Composers became soldier-like, scrambling to create songs in the fervour of the war effort on the home front, churning out, Keep the Home-Fires Burning (‘Till the Boys Come Home), Pack up Your Troubles in Your Old Kit-Bag (and Smile, Smile, Smile) and Over There. When Johnny Comes Marching Home was re-purposed from the US Civil War and popular British marching song It’s a Long Way to Tipperary portrayed the longing for home that came home and stayed.
World War II was the first conflict in the age of centralized, electronically mass-distributed music. Sound had come to the movies, including newsreels. Most Americans now had radios and in Nazi Germany households with radios increased four-fold.
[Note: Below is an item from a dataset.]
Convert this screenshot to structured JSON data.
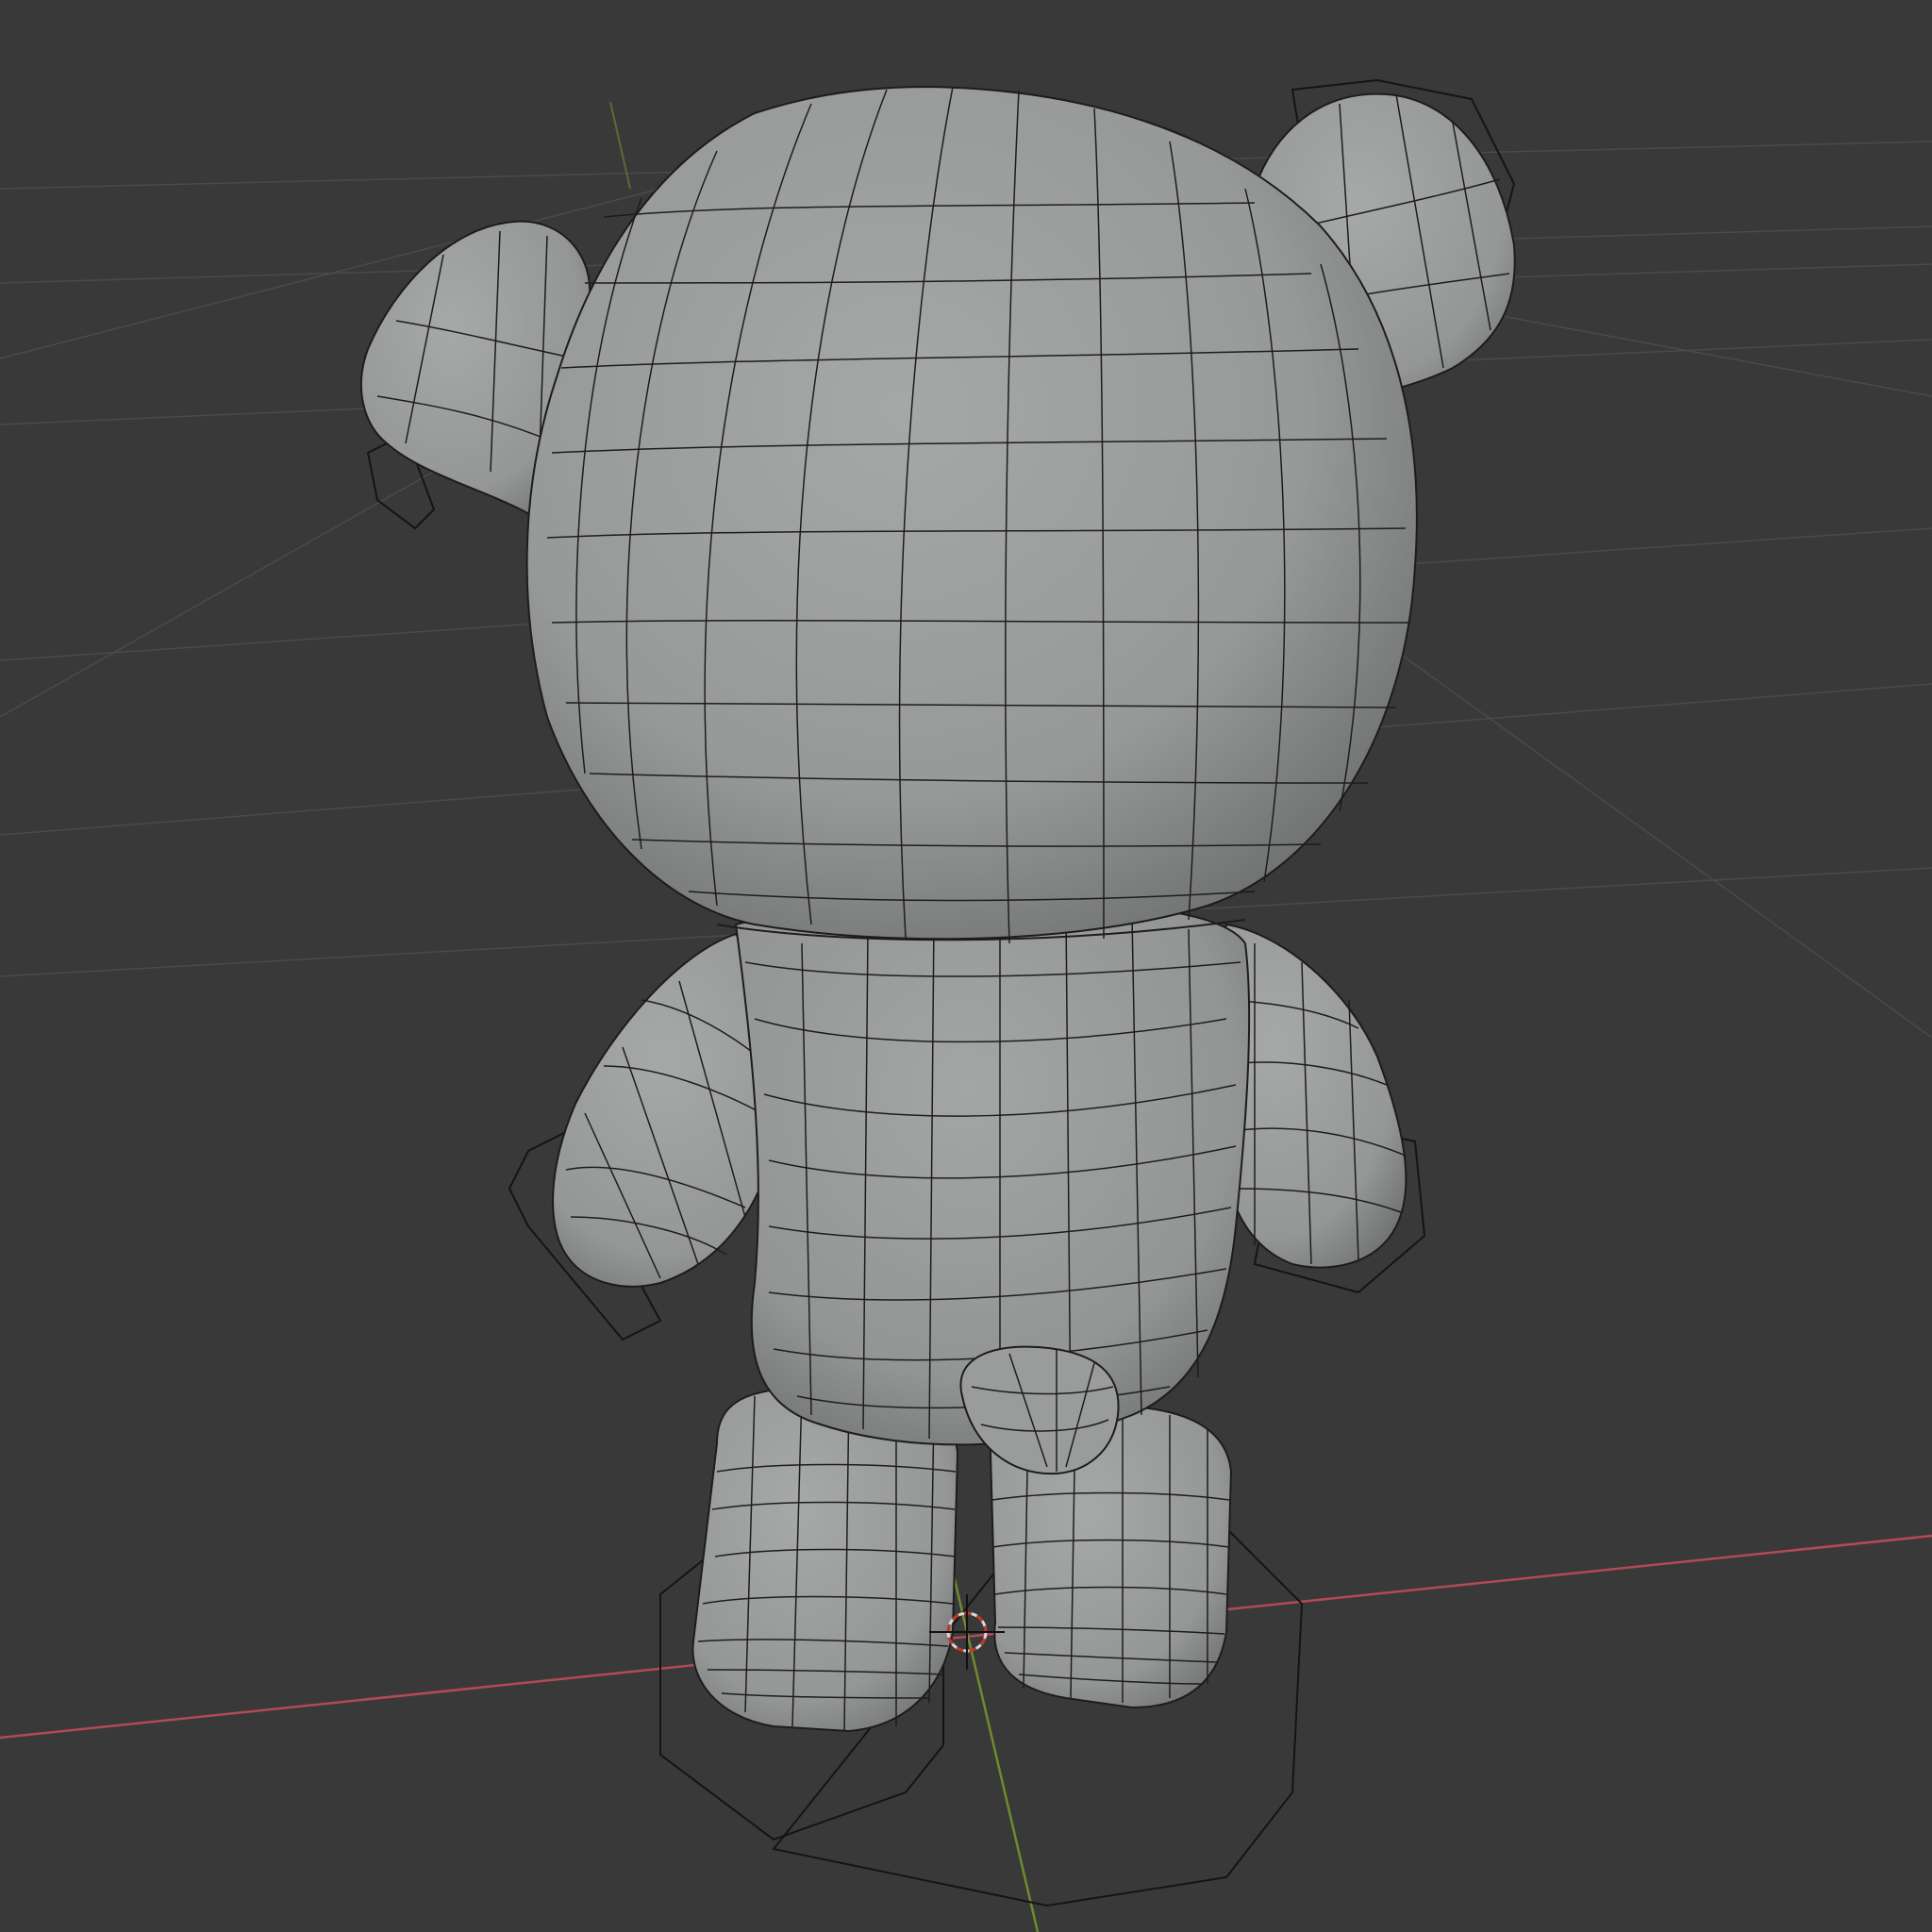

The number of listeners to a single performance of a recording or broadcast skyrocketed and with it the power to determine and control who listened to what.
“Entertainment is always a national asset. Invaluable in time of peace, it is indispensable in wartime,”said US President Franklin D. Roosevelt. The US didn’t need a Propaganda Minister. Music automatically reflected the government’s primary interest; the desires of most people were in line with leaders.
Lili Marlene, written by Norbert Schultze, was one of the most popular songs, sung by both the Axis and the Allies and also used by each side as propaganda. Music was also censored; the American hit Coming in on a Wing and a Prayer, for example, was edited at the BBC because of its almost blasphemous mix of religious words and foxtrot melody.
England’s Vera Lynn became “The Forces Sweetheart,” singing emblematic and timeless songs such as (There’ll Be Bluebirds Over) The White Cliffs of Dover and We’ll Meet Again. The lyrics live on and the latter song shows up in an apocalyptic scene in the movie Dr. Strangelove – “Don’t know where, don’t know when / But I know we’ll meet again some sunny day.”
But the most popular music was Swing, played in large dance halls and clubs, frequented by soldiers home on leave or leaving home for the theatre of war. It was music tailor-made for the troops, USO tours and the selling of war bonds. The music was orchestral, hopeful and highly danceable, such as, When the Lights Go on Again (All Over the World), Ac-Cent-Tchu-Ate the Positive and Boogie Woogie Bugle Boy.
Perhaps the most popular swing band was Glenn Miller’s, with big hits such as In the Mood, Pennsylvania 6-500 and Chattanooga Choo Choo. While he was travelling to entertain US troops in France, his aircraft disappeared in bad weather over the English Channel. He is listed as “Missing in Action,” but his music lives on from an age when jazz was born. Hitler hated jazz and banned it throughout Germany and occupied Europe. The world, however – including low flying German pilots on bombing missions – tuned in the uniquely American, mostly Black music, which represented a defiant hope for real liberation and freedom and in many ways the soundtrack for the war.
Aldous Huxley observed, “After silence, that which comes nearest to expressing the inexpressible is music.” The lives and the messages portrayed through music had, and still have, more impact on people than history books and newspapers.
For a musical journey well worth remembering, Google CBC Radio’s Remembrance Day playlist for WW1 and WW11.
Common Ground will celebrate the colourful and inspiring history of the anti-war song in the New Year with a list of those that had an impact and continue to live on. Got a favourite? Please email the title and a few words explaining why to: email@example.com
Bruce Mason is a Vancouver and Gabriola-Island based five-string banjo player, gardener, freelance writer and author of Our Clinic. firstname.lastname@example.org